In like manner, so the theory goes, the weeaboo of today creates Internet memes and posts them on Instagram in honor of an unobtainable anime character. He sobs into his cuddle pillow, wasting away in his mom’s basement with a can of Mountain Dew at his elbow while writing fanfic about how his two favorite magical girls would be totally hot if they made out. Surely, if such a lovelorn neckbeard is truly to dedicate himself to loving an imaginary being pure and chaste from afar, he can only have one waifu. The lover of many waifus is in fact the lover of none.

On the other hand, another school of thought holds that a man may have many waifus, just as the hero of an anime may have many girls trying inexplicably to get into his pants. As this theory goes, a man can build a vast collection of feminine ideals, so long as each has distinct attributes. After all, there are many attributes and personalities, even some that contradict one another, that may be considered feminine, so why should a man be limited to a single personality profile in his contemplation of the feminine ideal? Thus, each weaaboo can claim a tsundere waifu, a meganekko waifu, a yandere waifu, and so forth and so on.

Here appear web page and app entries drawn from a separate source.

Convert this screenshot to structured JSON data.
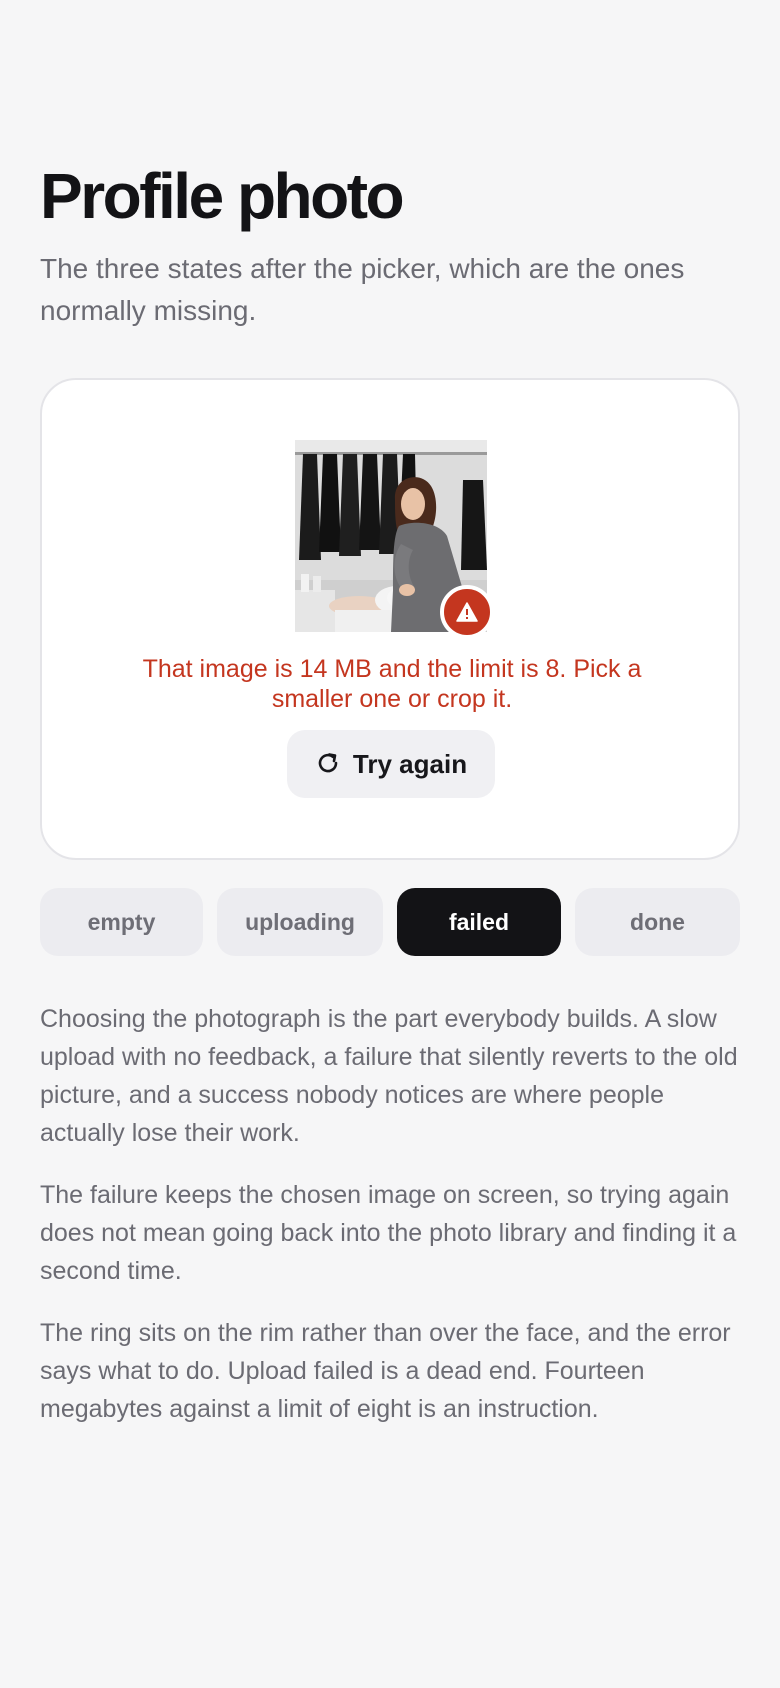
{
  "page": {
    "title": "Profile photo",
    "subtitle": "The three states after the picker, which are the ones normally missing."
  },
  "card": {
    "photo_icon": "avatar-photo",
    "badge_icon": "warning-icon",
    "error_message": "That image is 14 MB and the limit is 8. Pick a smaller one or crop it.",
    "retry_icon": "refresh-icon",
    "retry_label": "Try again"
  },
  "tabs": [
    {
      "label": "empty",
      "active": false
    },
    {
      "label": "uploading",
      "active": false
    },
    {
      "label": "failed",
      "active": true
    },
    {
      "label": "done",
      "active": false
    }
  ],
  "paragraphs": [
    "Choosing the photograph is the part everybody builds. A slow upload with no feedback, a failure that silently reverts to the old picture, and a success nobody notices are where people actually lose their work.",
    "The failure keeps the chosen image on screen, so trying again does not mean going back into the photo library and finding it a second time.",
    "The ring sits on the rim rather than over the face, and the error says what to do. Upload failed is a dead end. Fourteen megabytes against a limit of eight is an instruction."
  ],
  "colors": {
    "background": "#f6f6f7",
    "error": "#c4361f",
    "active_tab": "#131316",
    "title": "#131316"
  }
}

After some consideration of this urgent subject, I have arrived at a compromise position: I believe it is appropriate for a man to have three waifus—a regular waifu, a sailor waifu, and a pony waifu. Any man who thinks he needs more than that is just getting greedy.

My pony waifu is of course Rainbow Dash, though I confess it was a hard choice between her and Princess Luna.

Rainbow is a scratchy-voiced tomboy whose main interests are lazing around and flying really fast. She is the sole Pegasus pony in all of Equestria who can fly fast enough to produce a sonic rainboom, which fans estimate to be equivalent to Mach 5. She is both a braggart and a great athlete, but her desire to show off in front of others gives her a paradoxical case of intense stage fright. Although boyish in some respects, she easily bursts into girlish giggles. Her tomboyish charms have carried away the heart of many a Brony, and thus she is one of the most abused characters in fan fiction, where she is oft represented as a nymphomaniac, though canonical depictions of her, especially in the expanded universe of the IDW comics, represent her as all but uninterested in anything but sports.

Even though Rainbow evinces no particular interest in boys, I am sure that if only we could meet, if we could talk for a while, she’d see how much we have in common, how passionate we are about the things we love …

I probably don’t even need to tell you that my sailor waifu is Sailor Jupiter. She cooks, she cleans, she casually beats up thugs … and she gets a crush on anything with a Y-chromosome, which means I have a chance. She tends to intimidate men on account of her size and strength, but that’s only because she’s too much woman for lesser men to handle.

My regular waifu is Duck, also known as Princess Tutu, from the anime of the same name. She is a duck transformed into a girl, who in turn can transform into a graceful ballerina with magical powers. With the power of her dance, she shatters peoples’ fond illusions and restores them to their true selves. Though, like all magical girls, she is clumsy and oversleeps her alarm, she is so pure-hearted that birds don’t merely flock to her, but literally mob her.

Arguably, by choosing her as my waifu, I might be cheating, since she has four forms. If you ask me if I want her as a duck, a girl, a magical ballerina, or a swan princess, the answer is … yes.

Hey, baby.

I forgot to mention, I believe it is also acceptable for a man to have one YouTube waifu. Mine is Lindsey Stirling, the dancing violinist.

Don’t judge me.

  • Unclever_Hans

    I knew that you were building a harem!